(Records supplied begins)

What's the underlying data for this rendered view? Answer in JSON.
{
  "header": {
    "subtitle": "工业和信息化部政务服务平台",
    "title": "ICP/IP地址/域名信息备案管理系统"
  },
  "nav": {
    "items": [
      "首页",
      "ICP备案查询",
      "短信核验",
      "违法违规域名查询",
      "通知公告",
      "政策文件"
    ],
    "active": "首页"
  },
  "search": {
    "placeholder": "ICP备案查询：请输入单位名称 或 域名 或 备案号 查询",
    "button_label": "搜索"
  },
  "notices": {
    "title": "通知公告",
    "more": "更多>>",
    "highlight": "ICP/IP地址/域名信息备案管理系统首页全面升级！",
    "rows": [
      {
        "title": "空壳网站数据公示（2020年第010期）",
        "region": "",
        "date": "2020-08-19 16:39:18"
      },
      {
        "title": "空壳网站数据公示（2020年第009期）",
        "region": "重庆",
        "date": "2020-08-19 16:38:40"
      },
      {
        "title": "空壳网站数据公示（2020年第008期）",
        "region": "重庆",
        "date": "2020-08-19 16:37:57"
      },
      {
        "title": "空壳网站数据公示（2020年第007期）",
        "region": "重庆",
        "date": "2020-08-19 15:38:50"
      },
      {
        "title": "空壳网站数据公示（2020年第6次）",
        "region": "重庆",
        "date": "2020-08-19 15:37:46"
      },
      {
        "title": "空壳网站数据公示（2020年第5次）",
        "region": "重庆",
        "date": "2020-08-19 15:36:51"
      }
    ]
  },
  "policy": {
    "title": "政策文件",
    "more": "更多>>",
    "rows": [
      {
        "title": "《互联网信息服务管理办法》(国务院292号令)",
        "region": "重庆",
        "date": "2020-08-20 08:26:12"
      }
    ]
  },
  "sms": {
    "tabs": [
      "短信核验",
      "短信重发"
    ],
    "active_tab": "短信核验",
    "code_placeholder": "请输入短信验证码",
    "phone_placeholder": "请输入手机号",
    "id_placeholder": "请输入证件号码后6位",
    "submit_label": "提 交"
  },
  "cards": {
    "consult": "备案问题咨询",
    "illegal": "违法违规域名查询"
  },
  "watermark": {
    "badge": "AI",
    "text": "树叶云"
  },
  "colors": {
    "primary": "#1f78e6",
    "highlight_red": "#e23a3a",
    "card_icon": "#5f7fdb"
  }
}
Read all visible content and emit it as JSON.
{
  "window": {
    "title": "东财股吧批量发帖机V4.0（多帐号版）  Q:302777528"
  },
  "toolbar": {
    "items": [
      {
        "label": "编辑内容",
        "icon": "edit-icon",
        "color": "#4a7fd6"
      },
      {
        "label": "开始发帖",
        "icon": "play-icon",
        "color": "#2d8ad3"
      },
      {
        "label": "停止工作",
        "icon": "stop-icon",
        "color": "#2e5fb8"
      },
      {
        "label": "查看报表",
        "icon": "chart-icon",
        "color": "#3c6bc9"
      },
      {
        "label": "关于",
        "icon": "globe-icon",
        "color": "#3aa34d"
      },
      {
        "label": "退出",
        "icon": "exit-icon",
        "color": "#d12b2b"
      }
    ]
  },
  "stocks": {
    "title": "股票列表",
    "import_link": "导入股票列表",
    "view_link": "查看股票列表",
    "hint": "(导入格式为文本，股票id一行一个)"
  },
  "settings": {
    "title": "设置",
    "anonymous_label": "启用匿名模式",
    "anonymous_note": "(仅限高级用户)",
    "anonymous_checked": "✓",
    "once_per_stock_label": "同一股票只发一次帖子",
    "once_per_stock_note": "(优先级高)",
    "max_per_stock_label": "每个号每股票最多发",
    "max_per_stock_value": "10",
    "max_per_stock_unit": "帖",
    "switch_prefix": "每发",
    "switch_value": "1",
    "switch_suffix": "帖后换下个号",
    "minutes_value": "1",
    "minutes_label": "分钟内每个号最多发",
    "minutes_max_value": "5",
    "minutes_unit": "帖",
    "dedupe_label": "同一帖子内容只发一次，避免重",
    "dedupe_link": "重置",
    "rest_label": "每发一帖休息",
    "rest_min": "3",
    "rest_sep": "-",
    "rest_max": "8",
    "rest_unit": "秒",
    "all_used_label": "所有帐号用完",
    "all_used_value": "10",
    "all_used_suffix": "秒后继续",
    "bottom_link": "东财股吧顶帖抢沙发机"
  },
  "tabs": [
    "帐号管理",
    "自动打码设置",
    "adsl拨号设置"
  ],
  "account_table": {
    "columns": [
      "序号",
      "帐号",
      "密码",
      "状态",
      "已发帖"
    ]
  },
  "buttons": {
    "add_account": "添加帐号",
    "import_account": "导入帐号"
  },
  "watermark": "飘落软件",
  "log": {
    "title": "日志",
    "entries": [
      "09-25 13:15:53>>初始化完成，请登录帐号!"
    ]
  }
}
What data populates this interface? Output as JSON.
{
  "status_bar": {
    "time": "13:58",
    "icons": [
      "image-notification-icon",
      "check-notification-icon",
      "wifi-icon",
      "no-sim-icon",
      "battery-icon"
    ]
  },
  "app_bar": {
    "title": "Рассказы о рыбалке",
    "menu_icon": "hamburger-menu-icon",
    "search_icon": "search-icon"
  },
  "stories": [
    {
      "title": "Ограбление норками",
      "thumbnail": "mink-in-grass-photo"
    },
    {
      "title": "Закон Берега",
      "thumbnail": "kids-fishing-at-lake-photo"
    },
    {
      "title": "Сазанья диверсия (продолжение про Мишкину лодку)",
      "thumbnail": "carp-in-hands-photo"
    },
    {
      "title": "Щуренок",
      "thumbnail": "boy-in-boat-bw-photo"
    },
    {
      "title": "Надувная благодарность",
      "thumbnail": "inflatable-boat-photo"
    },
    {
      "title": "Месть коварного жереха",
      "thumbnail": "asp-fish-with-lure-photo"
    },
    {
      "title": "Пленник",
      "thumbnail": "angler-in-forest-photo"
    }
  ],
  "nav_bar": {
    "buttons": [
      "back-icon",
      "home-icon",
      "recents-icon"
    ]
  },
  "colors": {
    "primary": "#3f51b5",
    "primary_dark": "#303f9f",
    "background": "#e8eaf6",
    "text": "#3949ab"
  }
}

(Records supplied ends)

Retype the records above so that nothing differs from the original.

_Response:_
What's the underlying data for this rendered view? Answer in JSON.
{
  "header": {
    "subtitle": "工业和信息化部政务服务平台",
    "title": "ICP/IP地址/域名信息备案管理系统"
  },
  "nav": {
    "items": [
      "首页",
      "ICP备案查询",
      "短信核验",
      "违法违规域名查询",
      "通知公告",
      "政策文件"
    ],
    "active": "首页"
  },
  "search": {
    "placeholder": "ICP备案查询：请输入单位名称 或 域名 或 备案号 查询",
    "button_label": "搜索"
  },
  "notices": {
    "title": "通知公告",
    "more": "更多>>",
    "highlight": "ICP/IP地址/域名信息备案管理系统首页全面升级！",
    "rows": [
      {
        "title": "空壳网站数据公示（2020年第010期）",
        "region": "",
        "date": "2020-08-19 16:39:18"
      },
      {
        "title": "空壳网站数据公示（2020年第009期）",
        "region": "重庆",
        "date": "2020-08-19 16:38:40"
      },
      {
        "title": "空壳网站数据公示（2020年第008期）",
        "region": "重庆",
        "date": "2020-08-19 16:37:57"
      },
      {
        "title": "空壳网站数据公示（2020年第007期）",
        "region": "重庆",
        "date": "2020-08-19 15:38:50"
      },
      {
        "title": "空壳网站数据公示（2020年第6次）",
        "region": "重庆",
        "date": "2020-08-19 15:37:46"
      },
      {
        "title": "空壳网站数据公示（2020年第5次）",
        "region": "重庆",
        "date": "2020-08-19 15:36:51"
      }
    ]
  },
  "policy": {
    "title": "政策文件",
    "more": "更多>>",
    "rows": [
      {
        "title": "《互联网信息服务管理办法》(国务院292号令)",
        "region": "重庆",
        "date": "2020-08-20 08:26:12"
      }
    ]
  },
  "sms": {
    "tabs": [
      "短信核验",
      "短信重发"
    ],
    "active_tab": "短信核验",
    "code_placeholder": "请输入短信验证码",
    "phone_placeholder": "请输入手机号",
    "id_placeholder": "请输入证件号码后6位",
    "submit_label": "提 交"
  },
  "cards": {
    "consult": "备案问题咨询",
    "illegal": "违法违规域名查询"
  },
  "watermark": {
    "badge": "AI",
    "text": "树叶云"
  },
  "colors": {
    "primary": "#1f78e6",
    "highlight_red": "#e23a3a",
    "card_icon": "#5f7fdb"
  }
}
Read all visible content and emit it as JSON.
{
  "window": {
    "title": "东财股吧批量发帖机V4.0（多帐号版）  Q:302777528"
  },
  "toolbar": {
    "items": [
      {
        "label": "编辑内容",
        "icon": "edit-icon",
        "color": "#4a7fd6"
      },
      {
        "label": "开始发帖",
        "icon": "play-icon",
        "color": "#2d8ad3"
      },
      {
        "label": "停止工作",
        "icon": "stop-icon",
        "color": "#2e5fb8"
      },
      {
        "label": "查看报表",
        "icon": "chart-icon",
        "color": "#3c6bc9"
      },
      {
        "label": "关于",
        "icon": "globe-icon",
        "color": "#3aa34d"
      },
      {
        "label": "退出",
        "icon": "exit-icon",
        "color": "#d12b2b"
      }
    ]
  },
  "stocks": {
    "title": "股票列表",
    "import_link": "导入股票列表",
    "view_link": "查看股票列表",
    "hint": "(导入格式为文本，股票id一行一个)"
  },
  "settings": {
    "title": "设置",
    "anonymous_label": "启用匿名模式",
    "anonymous_note": "(仅限高级用户)",
    "anonymous_checked": "✓",
    "once_per_stock_label": "同一股票只发一次帖子",
    "once_per_stock_note": "(优先级高)",
    "max_per_stock_label": "每个号每股票最多发",
    "max_per_stock_value": "10",
    "max_per_stock_unit": "帖",
    "switch_prefix": "每发",
    "switch_value": "1",
    "switch_suffix": "帖后换下个号",
    "minutes_value": "1",
    "minutes_label": "分钟内每个号最多发",
    "minutes_max_value": "5",
    "minutes_unit": "帖",
    "dedupe_label": "同一帖子内容只发一次，避免重",
    "dedupe_link": "重置",
    "rest_label": "每发一帖休息",
    "rest_min": "3",
    "rest_sep": "-",
    "rest_max": "8",
    "rest_unit": "秒",
    "all_used_label": "所有帐号用完",
    "all_used_value": "10",
    "all_used_suffix": "秒后继续",
    "bottom_link": "东财股吧顶帖抢沙发机"
  },
  "tabs": [
    "帐号管理",
    "自动打码设置",
    "adsl拨号设置"
  ],
  "account_table": {
    "columns": [
      "序号",
      "帐号",
      "密码",
      "状态",
      "已发帖"
    ]
  },
  "buttons": {
    "add_account": "添加帐号",
    "import_account": "导入帐号"
  },
  "watermark": "飘落软件",
  "log": {
    "title": "日志",
    "entries": [
      "09-25 13:15:53>>初始化完成，请登录帐号!"
    ]
  }
}
What data populates this interface? Output as JSON.
{
  "status_bar": {
    "time": "13:58",
    "icons": [
      "image-notification-icon",
      "check-notification-icon",
      "wifi-icon",
      "no-sim-icon",
      "battery-icon"
    ]
  },
  "app_bar": {
    "title": "Рассказы о рыбалке",
    "menu_icon": "hamburger-menu-icon",
    "search_icon": "search-icon"
  },
  "stories": [
    {
      "title": "Ограбление норками",
      "thumbnail": "mink-in-grass-photo"
    },
    {
      "title": "Закон Берега",
      "thumbnail": "kids-fishing-at-lake-photo"
    },
    {
      "title": "Сазанья диверсия (продолжение про Мишкину лодку)",
      "thumbnail": "carp-in-hands-photo"
    },
    {
      "title": "Щуренок",
      "thumbnail": "boy-in-boat-bw-photo"
    },
    {
      "title": "Надувная благодарность",
      "thumbnail": "inflatable-boat-photo"
    },
    {
      "title": "Месть коварного жереха",
      "thumbnail": "asp-fish-with-lure-photo"
    },
    {
      "title": "Пленник",
      "thumbnail": "angler-in-forest-photo"
    }
  ],
  "nav_bar": {
    "buttons": [
      "back-icon",
      "home-icon",
      "recents-icon"
    ]
  },
  "colors": {
    "primary": "#3f51b5",
    "primary_dark": "#303f9f",
    "background": "#e8eaf6",
    "text": "#3949ab"
  }
}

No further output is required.